(Dataset rows for apps and sites)
Segment Open
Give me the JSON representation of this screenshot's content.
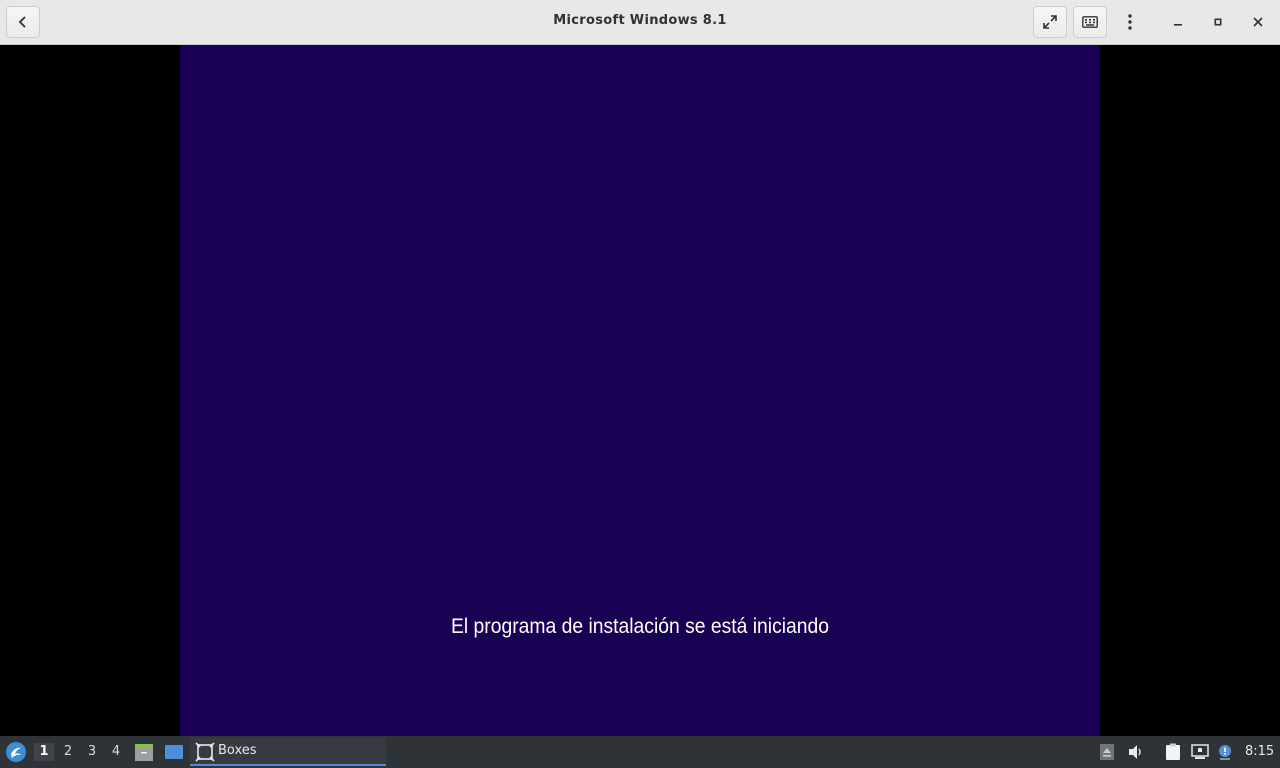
{
  "window": {
    "title": "Microsoft Windows 8.1"
  },
  "titlebar_buttons": {
    "back": "back-arrow-icon",
    "fullscreen": "fullscreen-icon",
    "keyboard": "keyboard-icon",
    "menu": "kebab-menu-icon",
    "minimize": "minimize-icon",
    "maximize": "maximize-icon",
    "close": "close-icon"
  },
  "vm": {
    "status_text": "El programa de instalación se está iniciando",
    "background_color": "#180052"
  },
  "taskbar": {
    "workspaces": [
      "1",
      "2",
      "3",
      "4"
    ],
    "active_workspace": "1",
    "task_label": "Boxes",
    "clock": "8:15"
  },
  "colors": {
    "titlebar_bg": "#e8e8e7",
    "taskbar_bg": "#2e3338",
    "accent": "#4a90d9"
  }
}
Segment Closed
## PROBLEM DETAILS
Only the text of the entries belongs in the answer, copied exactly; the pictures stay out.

## ANSWER FOR THIS EXERCISE
Give me the JSON representation of this screenshot's content.
{
  "window": {
    "title": "Microsoft Windows 8.1"
  },
  "titlebar_buttons": {
    "back": "back-arrow-icon",
    "fullscreen": "fullscreen-icon",
    "keyboard": "keyboard-icon",
    "menu": "kebab-menu-icon",
    "minimize": "minimize-icon",
    "maximize": "maximize-icon",
    "close": "close-icon"
  },
  "vm": {
    "status_text": "El programa de instalación se está iniciando",
    "background_color": "#180052"
  },
  "taskbar": {
    "workspaces": [
      "1",
      "2",
      "3",
      "4"
    ],
    "active_workspace": "1",
    "task_label": "Boxes",
    "clock": "8:15"
  },
  "colors": {
    "titlebar_bg": "#e8e8e7",
    "taskbar_bg": "#2e3338",
    "accent": "#4a90d9"
  }
}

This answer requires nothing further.